Then-Attorney General Beshear created the Office of Child Abuse and Exploitation Prevention. During that time, he and Britainy Beshear worked with community partners to open the Hope Gallery – a collection of artworks on display at the Capitol that featured images created by children served by Maryhurst, Family Scholar House, Volunteers of America and Silverleaf.
His work has continued in the Office of the Governor. The Beshear-Coleman Administration has awarded more than $104 million in grant funding to victim service agencies across the commonwealth.
On March 27, Gov. Beshear signed into law three bills to protect children from abuse by strengthening reporting requirements when Kentuckians have reason to believe a child has been abused, neglected or is a victim of human trafficking; clarified the legal definition of incest to make sure more people are protected from this hideous crime; and ensured that registered sex offenders cannot come within a 1,000 feet of a high school, middle school, elementary school, preschool, publicly owned or leased playground, or licensed day care facility.
In December, the Beshear-Coleman administration awarded more than $2 million in grant funding to 33 agencies to stop sexual assault, domestic violence, dating violence and stalking, as well as to enhance victim services.
In October, Gov. Beshear and Secretary Harvey awarded nearly $8 million to 56 programs and projects that support victims of violent crime by using the State Fiscal Recovery Fund of the American Rescue Plan Act of 2021 (ARPA) to ensure that support for victims and survivors of crime continues despite the nationwide reduction in the federal Victims of Crime Act (VOCA) awards.

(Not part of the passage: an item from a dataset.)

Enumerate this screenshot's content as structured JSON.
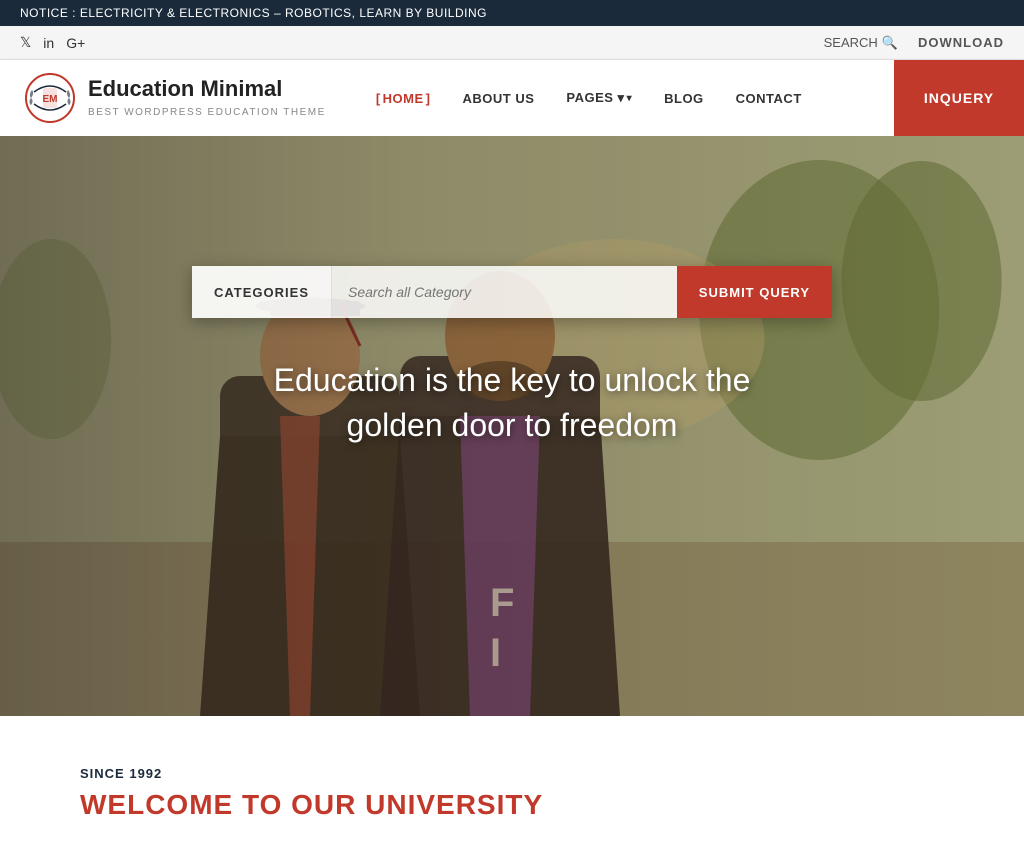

In September, the Governor announced nearly $23 million in grant funding from the federal VOCA Formula Victim Assistance Grant Program supporting victims of crime in the commonwealth.
At the beginning of 2022, Gov. Beshear and Secretary Harvey announced that an additional $849,491 in federal grant funding had been awarded to the Kentucky State Police (KSP) to hire a new investigator with the Sexual Assault Kit Initiative (SAKI) investigative team to focus on investigating and identifying sexual offenders in Jefferson County. The KSP SAKI investigative team was originally formed in July 2021 after the U.S. Department of Justice awarded $1.5 million to the commonwealth to leverage existing investigative resources within the KSP Crime Lab by transitioning three trained investigators and a criminal intelligence analyst from the Kentucky Office of the Attorney General to KSP.
In February and December 2021, Gov. Beshear announced awards totaling over $4 million to fight sexual assault, domestic violence, stalking and dating violence through the Violence Against Women Act (VAWA) Services, Training, Officers, Prosecution (STOP) formula grant program.
During the 2022 regular General Assembly session, the Governor signed Senate Bill 38 into law, which defines Class A and B felony incest as a violent offense, requiring offenders to serve longer sentences for committing this heinous crime. Additionally, he signed Senate Bill 271 into law in April, which will improve how domestic violence data in Kentucky is collected, analyzed and used. SB 271 will ultimately enhance responses and prevention efforts from agencies, including law enforcement, courts and service providers, and better meet the needs of victims and survivors.
During the 2021 regular legislative session, Gov. Beshear signed House Bill 310, sponsored by Sen. Morgan McGarvey of Jefferson County. HB 310 allows a commonwealth attorney to file a petition for an involuntary commitment for violent offenders who are incompetent to stand trial and would not benefit from additional treatment but are deemed a danger to themselves or others. By signing this bill, the Governor closed a gap in state law that allowed some defendants to avoid both prison time and mental health treatment.